Thursday, July 26, 2018

What is "pillow wood"?

Answer: railroad cross tie

In the past, Koreans used to sleep on wooden pillows, believe it or not. The Korean word for wooden pillow is 목침 (木枕). 목(木) means wood or wooden, and 침(枕) means pillow. If you reverse the order of the two Chinese characters in wooden pillow (木枕), you get the word  침목 (枕木), which literally translates as pillow wood but means railroad cross tie. It seems Koreans, or someone, visualized railroad cross ties as wooden pillows for the steel rails that lay on them.

The first two photos show two different kinds of wood pillows, and the third photo shows railroad cross ties.

Wooden Pillow (목침 - 木枕)

Wooden Pillow (목침 - 木枕)

Railroad Cross Ties (침목 - 枕木)

Sunday, July 22, 2018

What is a sweet, flat peach?

Answer: an almond

The Korean word for almond is 편도 (扁桃), which literally means flat (扁) peach (桃). Why a peach? Because an almond looks very much like the seed inside a peach pit. A 감편도 (甘扁桃) is a sweet (甘) almond (扁桃), which is the kind people normally eat since the bitter almond (苦扁桃 - 고편도) is toxic. Another name for almond is 감복승아, which literally means sweet (감 - 甘) peach (복승아). However, these days many Koreans seem to prefer to use the word 아몬드, which is just the Korean transliteration of the English word.

By the way, the Korean word for tonsils is 편도선 (扁桃腺), which literally translates as almond (扁桃) glands (腺). That is because tonsils supposedly look like almonds.


Tuesday, July 17, 2018

What's the difference between 티푸스 and 장티푸스?

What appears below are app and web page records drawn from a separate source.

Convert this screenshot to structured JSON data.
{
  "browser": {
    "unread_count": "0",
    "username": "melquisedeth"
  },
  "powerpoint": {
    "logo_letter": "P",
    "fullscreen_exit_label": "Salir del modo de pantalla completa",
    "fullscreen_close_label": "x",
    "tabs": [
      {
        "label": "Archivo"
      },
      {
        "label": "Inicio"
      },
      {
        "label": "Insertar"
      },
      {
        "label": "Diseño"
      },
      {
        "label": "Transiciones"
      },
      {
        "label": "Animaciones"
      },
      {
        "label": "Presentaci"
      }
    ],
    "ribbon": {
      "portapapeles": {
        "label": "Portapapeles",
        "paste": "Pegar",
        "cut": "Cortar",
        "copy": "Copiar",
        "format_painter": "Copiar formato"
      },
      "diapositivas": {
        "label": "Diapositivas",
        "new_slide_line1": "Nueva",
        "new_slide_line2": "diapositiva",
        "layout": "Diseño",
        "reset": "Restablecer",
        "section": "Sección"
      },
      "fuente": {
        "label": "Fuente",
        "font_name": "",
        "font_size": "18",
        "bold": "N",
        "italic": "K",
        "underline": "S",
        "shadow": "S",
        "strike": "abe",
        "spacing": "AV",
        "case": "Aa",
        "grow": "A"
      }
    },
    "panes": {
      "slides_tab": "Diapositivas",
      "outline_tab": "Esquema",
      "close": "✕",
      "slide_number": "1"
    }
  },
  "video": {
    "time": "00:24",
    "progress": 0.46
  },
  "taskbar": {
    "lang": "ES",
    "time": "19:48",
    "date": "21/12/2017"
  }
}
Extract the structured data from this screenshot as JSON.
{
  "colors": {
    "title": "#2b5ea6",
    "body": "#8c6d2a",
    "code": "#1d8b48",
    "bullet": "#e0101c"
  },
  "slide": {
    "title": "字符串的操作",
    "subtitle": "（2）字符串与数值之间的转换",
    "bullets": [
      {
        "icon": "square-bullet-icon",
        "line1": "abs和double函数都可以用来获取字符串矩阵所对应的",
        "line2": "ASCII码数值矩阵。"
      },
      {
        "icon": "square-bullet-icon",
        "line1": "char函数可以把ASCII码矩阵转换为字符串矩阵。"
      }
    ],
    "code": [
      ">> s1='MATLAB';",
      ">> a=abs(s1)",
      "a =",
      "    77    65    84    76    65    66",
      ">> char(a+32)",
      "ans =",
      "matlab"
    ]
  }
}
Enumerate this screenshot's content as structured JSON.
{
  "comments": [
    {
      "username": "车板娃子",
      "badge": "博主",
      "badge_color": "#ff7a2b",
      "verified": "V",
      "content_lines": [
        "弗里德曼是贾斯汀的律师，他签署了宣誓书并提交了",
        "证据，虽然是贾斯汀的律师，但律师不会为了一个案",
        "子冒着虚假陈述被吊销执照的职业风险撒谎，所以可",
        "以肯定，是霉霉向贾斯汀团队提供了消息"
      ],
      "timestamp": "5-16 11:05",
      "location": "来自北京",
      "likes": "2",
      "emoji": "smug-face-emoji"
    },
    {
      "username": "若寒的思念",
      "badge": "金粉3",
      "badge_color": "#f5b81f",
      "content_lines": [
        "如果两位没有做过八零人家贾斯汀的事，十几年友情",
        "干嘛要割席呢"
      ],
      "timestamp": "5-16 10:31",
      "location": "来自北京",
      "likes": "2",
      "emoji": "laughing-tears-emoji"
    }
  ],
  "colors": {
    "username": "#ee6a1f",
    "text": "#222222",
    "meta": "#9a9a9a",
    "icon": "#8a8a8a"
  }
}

티푸스 is the Korean transliteration of the English word typhus, which is an infectious disease spread by the bites of such insects as lice, chiggers, and fleas. 장티푸스 (腸티푸스) literally translates as intestinal typhus but means typhoid fever, which is different from typhus or typhus fever.

The bacterium that causes typhoid fever grows in the intestines and blood and is spread by eating or drinking food or water contaminated with the feces of an infected person. The fact that the bacterium for typhoid fever grows in the intestines is most likely the reason the Chinese character for intestines, 腸 (장), is added to the word 티푸스 to form 장티푸스.

Many Koreans seem to confuse 티푸스 and 장티푸스 since they often use 장티푸스 (typhoid fever) to also refer to 티푸스 (typhus).

Another word for typhoid fever is 염병 (染病), which can also mean infectious disease or epidemic since it is a shortened form of 전염병 (傳染病). Also, the Korean word for fever is 열병 (熱病), which is sometimes used to refer to typhoid fever since a fever is obviously one of the symptoms; however, 열병 is a general term that is also sometimes used to refer to such diseases and illnesses as malaria, typhus, and pneumonia, all of which also have symptoms that include a high fever.